Dataset rows describing interfaces:
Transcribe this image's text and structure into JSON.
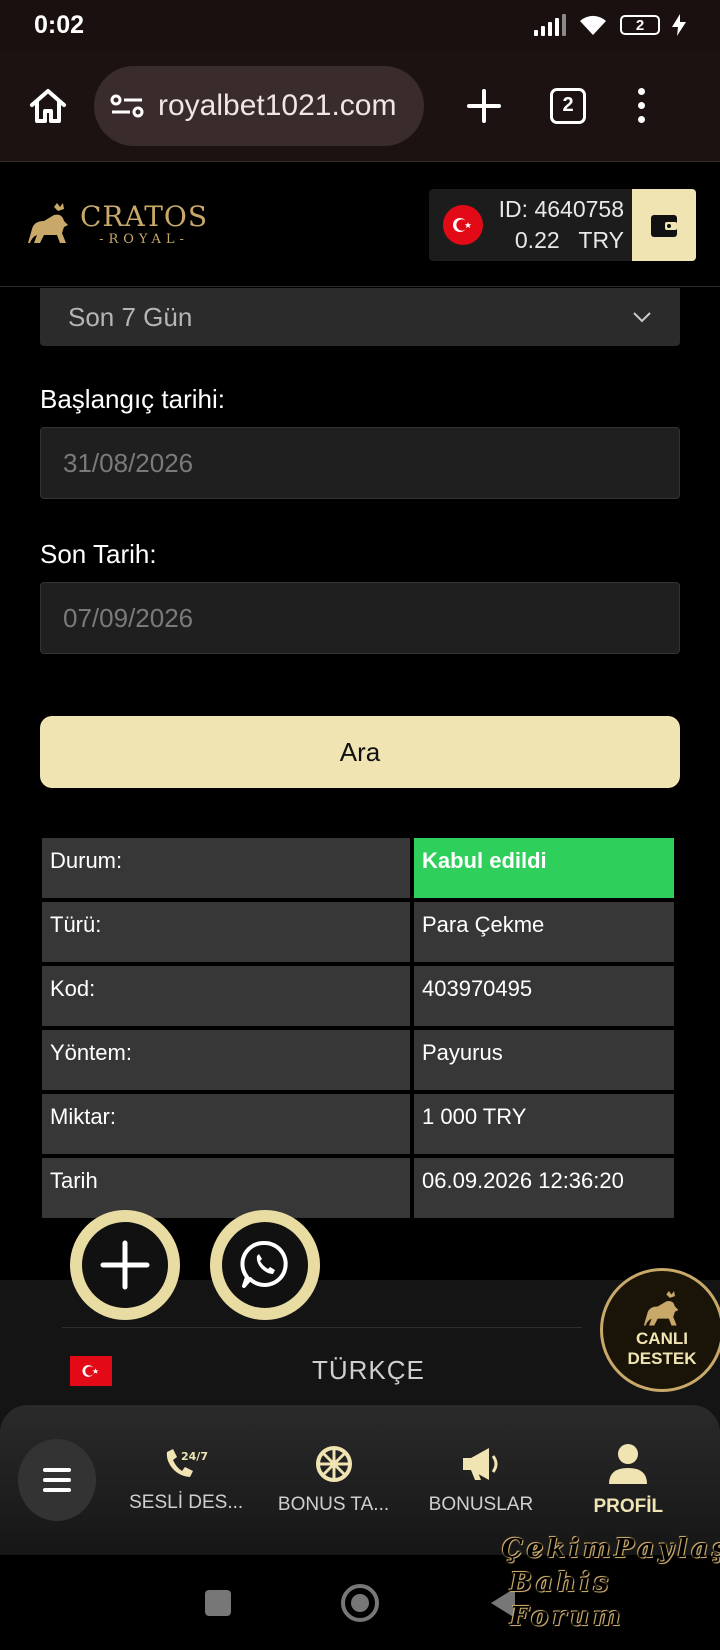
{
  "status_bar": {
    "time": "0:02",
    "battery": "2"
  },
  "browser": {
    "url": "royalbet1021.com",
    "tab_count": "2"
  },
  "site": {
    "logo_main": "CRATOS",
    "logo_sub": "-ROYAL-",
    "account_id": "ID: 4640758",
    "balance": "0.22   TRY"
  },
  "form": {
    "period_value": "Son 7 Gün",
    "start_label": "Başlangıç tarihi:",
    "start_value": "31/08/2026",
    "end_label": "Son Tarih:",
    "end_value": "07/09/2026",
    "search_label": "Ara"
  },
  "result": {
    "rows": [
      {
        "key": "Durum:",
        "value": "Kabul edildi"
      },
      {
        "key": "Türü:",
        "value": "Para Çekme"
      },
      {
        "key": "Kod:",
        "value": "403970495"
      },
      {
        "key": "Yöntem:",
        "value": "Payurus"
      },
      {
        "key": "Miktar:",
        "value": "1 000 TRY"
      },
      {
        "key": "Tarih",
        "value": "06.09.2026 12:36:20"
      }
    ]
  },
  "footer": {
    "language": "TÜRKÇE"
  },
  "live_support": {
    "line1": "CANLI",
    "line2": "DESTEK"
  },
  "bottom_nav": {
    "items": [
      {
        "label": "SESLİ DES...",
        "icon": "phone-24-7-icon"
      },
      {
        "label": "BONUS TA...",
        "icon": "wheel-icon"
      },
      {
        "label": "BONUSLAR",
        "icon": "megaphone-icon"
      },
      {
        "label": "PROFİL",
        "icon": "user-icon"
      }
    ]
  },
  "watermark": {
    "line1": "ÇekimPaylaş",
    "line2": "Bahis Forum"
  },
  "colors": {
    "accent": "#f1e4b3",
    "success": "#2fcf5b",
    "gold": "#c9a96a",
    "flag_red": "#e30a17"
  }
}
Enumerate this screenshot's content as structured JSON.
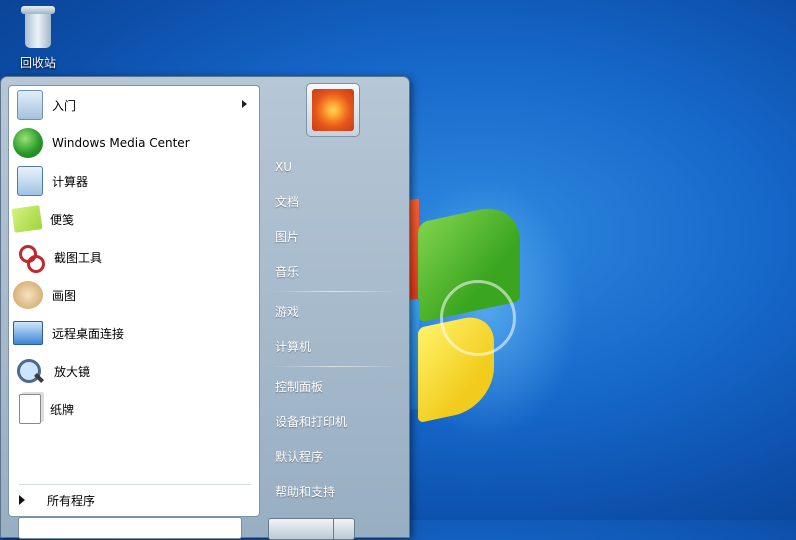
{
  "desktop": {
    "recycle_bin_label": "回收站"
  },
  "start_menu": {
    "pinned_programs": [
      {
        "label": "入门",
        "icon": "getting-started-icon",
        "has_submenu": true
      },
      {
        "label": "Windows Media Center",
        "icon": "media-center-icon",
        "has_submenu": false
      },
      {
        "label": "计算器",
        "icon": "calculator-icon",
        "has_submenu": false
      },
      {
        "label": "便笺",
        "icon": "sticky-notes-icon",
        "has_submenu": false
      },
      {
        "label": "截图工具",
        "icon": "snipping-tool-icon",
        "has_submenu": false
      },
      {
        "label": "画图",
        "icon": "paint-icon",
        "has_submenu": false
      },
      {
        "label": "远程桌面连接",
        "icon": "remote-desktop-icon",
        "has_submenu": false
      },
      {
        "label": "放大镜",
        "icon": "magnifier-icon",
        "has_submenu": false
      },
      {
        "label": "纸牌",
        "icon": "solitaire-icon",
        "has_submenu": false
      }
    ],
    "all_programs_label": "所有程序",
    "right_pane": {
      "user_name": "XU",
      "items_group1": [
        "文档",
        "图片",
        "音乐"
      ],
      "items_group2": [
        "游戏",
        "计算机"
      ],
      "items_group3": [
        "控制面板",
        "设备和打印机",
        "默认程序",
        "帮助和支持"
      ]
    }
  },
  "colors": {
    "desktop_blue": "#1566c8",
    "menu_frame": "#98aec2"
  }
}
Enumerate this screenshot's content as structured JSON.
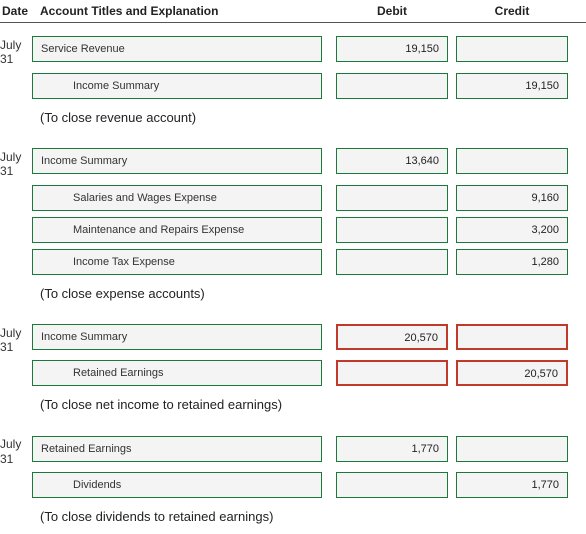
{
  "headers": {
    "date": "Date",
    "acct": "Account Titles and Explanation",
    "debit": "Debit",
    "credit": "Credit"
  },
  "groups": [
    {
      "date": "July 31",
      "caption": "(To close revenue account)",
      "lines": [
        {
          "title": "Service Revenue",
          "indent": 0,
          "debit": "19,150",
          "credit": "",
          "error": false
        },
        {
          "title": "Income Summary",
          "indent": 1,
          "debit": "",
          "credit": "19,150",
          "error": false
        }
      ]
    },
    {
      "date": "July 31",
      "caption": "(To close expense accounts)",
      "lines": [
        {
          "title": "Income Summary",
          "indent": 0,
          "debit": "13,640",
          "credit": "",
          "error": false
        },
        {
          "title": "Salaries and Wages Expense",
          "indent": 1,
          "debit": "",
          "credit": "9,160",
          "error": false
        },
        {
          "title": "Maintenance and Repairs Expense",
          "indent": 1,
          "debit": "",
          "credit": "3,200",
          "error": false
        },
        {
          "title": "Income Tax Expense",
          "indent": 1,
          "debit": "",
          "credit": "1,280",
          "error": false
        }
      ]
    },
    {
      "date": "July 31",
      "caption": "(To close net income to retained earnings)",
      "lines": [
        {
          "title": "Income Summary",
          "indent": 0,
          "debit": "20,570",
          "credit": "",
          "error": true
        },
        {
          "title": "Retained Earnings",
          "indent": 1,
          "debit": "",
          "credit": "20,570",
          "error": true
        }
      ]
    },
    {
      "date": "July 31",
      "caption": "(To close dividends to retained earnings)",
      "lines": [
        {
          "title": "Retained Earnings",
          "indent": 0,
          "debit": "1,770",
          "credit": "",
          "error": false
        },
        {
          "title": "Dividends",
          "indent": 1,
          "debit": "",
          "credit": "1,770",
          "error": false
        }
      ]
    }
  ],
  "chart_data": {
    "type": "table",
    "title": "Closing Entries",
    "columns": [
      "Date",
      "Account Titles and Explanation",
      "Debit",
      "Credit"
    ],
    "entries": [
      {
        "date": "July 31",
        "description": "To close revenue account",
        "rows": [
          {
            "account": "Service Revenue",
            "debit": 19150,
            "credit": null
          },
          {
            "account": "Income Summary",
            "debit": null,
            "credit": 19150
          }
        ]
      },
      {
        "date": "July 31",
        "description": "To close expense accounts",
        "rows": [
          {
            "account": "Income Summary",
            "debit": 13640,
            "credit": null
          },
          {
            "account": "Salaries and Wages Expense",
            "debit": null,
            "credit": 9160
          },
          {
            "account": "Maintenance and Repairs Expense",
            "debit": null,
            "credit": 3200
          },
          {
            "account": "Income Tax Expense",
            "debit": null,
            "credit": 1280
          }
        ]
      },
      {
        "date": "July 31",
        "description": "To close net income to retained earnings",
        "rows": [
          {
            "account": "Income Summary",
            "debit": 20570,
            "credit": null
          },
          {
            "account": "Retained Earnings",
            "debit": null,
            "credit": 20570
          }
        ]
      },
      {
        "date": "July 31",
        "description": "To close dividends to retained earnings",
        "rows": [
          {
            "account": "Retained Earnings",
            "debit": 1770,
            "credit": null
          },
          {
            "account": "Dividends",
            "debit": null,
            "credit": 1770
          }
        ]
      }
    ]
  }
}
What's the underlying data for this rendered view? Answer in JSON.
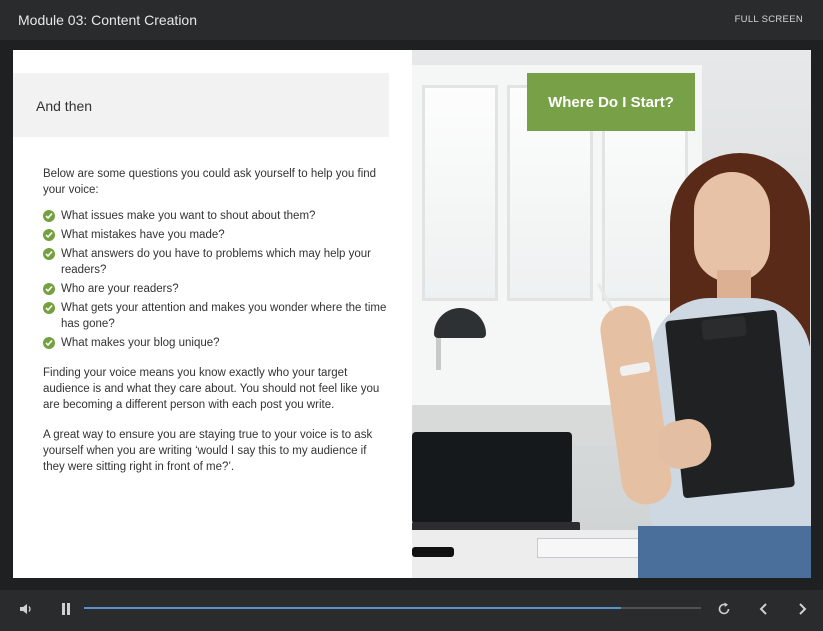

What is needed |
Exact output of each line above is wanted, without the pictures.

Solved exercise |
Transcribe this image's text and structure into JSON.
{
  "status_bar": {
    "time": "0:02",
    "battery": "2"
  },
  "browser": {
    "url": "royalbet1021.com",
    "tab_count": "2"
  },
  "site": {
    "logo_main": "CRATOS",
    "logo_sub": "-ROYAL-",
    "account_id": "ID: 4640758",
    "balance": "0.22   TRY"
  },
  "form": {
    "period_value": "Son 7 Gün",
    "start_label": "Başlangıç tarihi:",
    "start_value": "31/08/2026",
    "end_label": "Son Tarih:",
    "end_value": "07/09/2026",
    "search_label": "Ara"
  },
  "result": {
    "rows": [
      {
        "key": "Durum:",
        "value": "Kabul edildi"
      },
      {
        "key": "Türü:",
        "value": "Para Çekme"
      },
      {
        "key": "Kod:",
        "value": "403970495"
      },
      {
        "key": "Yöntem:",
        "value": "Payurus"
      },
      {
        "key": "Miktar:",
        "value": "1 000 TRY"
      },
      {
        "key": "Tarih",
        "value": "06.09.2026 12:36:20"
      }
    ]
  },
  "footer": {
    "language": "TÜRKÇE"
  },
  "live_support": {
    "line1": "CANLI",
    "line2": "DESTEK"
  },
  "bottom_nav": {
    "items": [
      {
        "label": "SESLİ DES...",
        "icon": "phone-24-7-icon"
      },
      {
        "label": "BONUS TA...",
        "icon": "wheel-icon"
      },
      {
        "label": "BONUSLAR",
        "icon": "megaphone-icon"
      },
      {
        "label": "PROFİL",
        "icon": "user-icon"
      }
    ]
  },
  "watermark": {
    "line1": "ÇekimPaylaş",
    "line2": "Bahis Forum"
  },
  "colors": {
    "accent": "#f1e4b3",
    "success": "#2fcf5b",
    "gold": "#c9a96a",
    "flag_red": "#e30a17"
  }
}
Enumerate this screenshot's content as structured JSON.
{
  "desktop": {
    "recycle_bin_label": "回收站"
  },
  "start_menu": {
    "pinned_programs": [
      {
        "label": "入门",
        "icon": "getting-started-icon",
        "has_submenu": true
      },
      {
        "label": "Windows Media Center",
        "icon": "media-center-icon",
        "has_submenu": false
      },
      {
        "label": "计算器",
        "icon": "calculator-icon",
        "has_submenu": false
      },
      {
        "label": "便笺",
        "icon": "sticky-notes-icon",
        "has_submenu": false
      },
      {
        "label": "截图工具",
        "icon": "snipping-tool-icon",
        "has_submenu": false
      },
      {
        "label": "画图",
        "icon": "paint-icon",
        "has_submenu": false
      },
      {
        "label": "远程桌面连接",
        "icon": "remote-desktop-icon",
        "has_submenu": false
      },
      {
        "label": "放大镜",
        "icon": "magnifier-icon",
        "has_submenu": false
      },
      {
        "label": "纸牌",
        "icon": "solitaire-icon",
        "has_submenu": false
      }
    ],
    "all_programs_label": "所有程序",
    "right_pane": {
      "user_name": "XU",
      "items_group1": [
        "文档",
        "图片",
        "音乐"
      ],
      "items_group2": [
        "游戏",
        "计算机"
      ],
      "items_group3": [
        "控制面板",
        "设备和打印机",
        "默认程序",
        "帮助和支持"
      ]
    }
  },
  "colors": {
    "desktop_blue": "#1566c8",
    "menu_frame": "#98aec2"
  }
}
Enumerate this screenshot's content as structured JSON.
{
  "headers": {
    "date": "Date",
    "acct": "Account Titles and Explanation",
    "debit": "Debit",
    "credit": "Credit"
  },
  "groups": [
    {
      "date": "July 31",
      "caption": "(To close revenue account)",
      "lines": [
        {
          "title": "Service Revenue",
          "indent": 0,
          "debit": "19,150",
          "credit": "",
          "error": false
        },
        {
          "title": "Income Summary",
          "indent": 1,
          "debit": "",
          "credit": "19,150",
          "error": false
        }
      ]
    },
    {
      "date": "July 31",
      "caption": "(To close expense accounts)",
      "lines": [
        {
          "title": "Income Summary",
          "indent": 0,
          "debit": "13,640",
          "credit": "",
          "error": false
        },
        {
          "title": "Salaries and Wages Expense",
          "indent": 1,
          "debit": "",
          "credit": "9,160",
          "error": false
        },
        {
          "title": "Maintenance and Repairs Expense",
          "indent": 1,
          "debit": "",
          "credit": "3,200",
          "error": false
        },
        {
          "title": "Income Tax Expense",
          "indent": 1,
          "debit": "",
          "credit": "1,280",
          "error": false
        }
      ]
    },
    {
      "date": "July 31",
      "caption": "(To close net income to retained earnings)",
      "lines": [
        {
          "title": "Income Summary",
          "indent": 0,
          "debit": "20,570",
          "credit": "",
          "error": true
        },
        {
          "title": "Retained Earnings",
          "indent": 1,
          "debit": "",
          "credit": "20,570",
          "error": true
        }
      ]
    },
    {
      "date": "July 31",
      "caption": "(To close dividends to retained earnings)",
      "lines": [
        {
          "title": "Retained Earnings",
          "indent": 0,
          "debit": "1,770",
          "credit": "",
          "error": false
        },
        {
          "title": "Dividends",
          "indent": 1,
          "debit": "",
          "credit": "1,770",
          "error": false
        }
      ]
    }
  ],
  "chart_data": {
    "type": "table",
    "title": "Closing Entries",
    "columns": [
      "Date",
      "Account Titles and Explanation",
      "Debit",
      "Credit"
    ],
    "entries": [
      {
        "date": "July 31",
        "description": "To close revenue account",
        "rows": [
          {
            "account": "Service Revenue",
            "debit": 19150,
            "credit": null
          },
          {
            "account": "Income Summary",
            "debit": null,
            "credit": 19150
          }
        ]
      },
      {
        "date": "July 31",
        "description": "To close expense accounts",
        "rows": [
          {
            "account": "Income Summary",
            "debit": 13640,
            "credit": null
          },
          {
            "account": "Salaries and Wages Expense",
            "debit": null,
            "credit": 9160
          },
          {
            "account": "Maintenance and Repairs Expense",
            "debit": null,
            "credit": 3200
          },
          {
            "account": "Income Tax Expense",
            "debit": null,
            "credit": 1280
          }
        ]
      },
      {
        "date": "July 31",
        "description": "To close net income to retained earnings",
        "rows": [
          {
            "account": "Income Summary",
            "debit": 20570,
            "credit": null
          },
          {
            "account": "Retained Earnings",
            "debit": null,
            "credit": 20570
          }
        ]
      },
      {
        "date": "July 31",
        "description": "To close dividends to retained earnings",
        "rows": [
          {
            "account": "Retained Earnings",
            "debit": 1770,
            "credit": null
          },
          {
            "account": "Dividends",
            "debit": null,
            "credit": 1770
          }
        ]
      }
    ]
  }
}
What's the underlying data for this rendered view? Answer in JSON.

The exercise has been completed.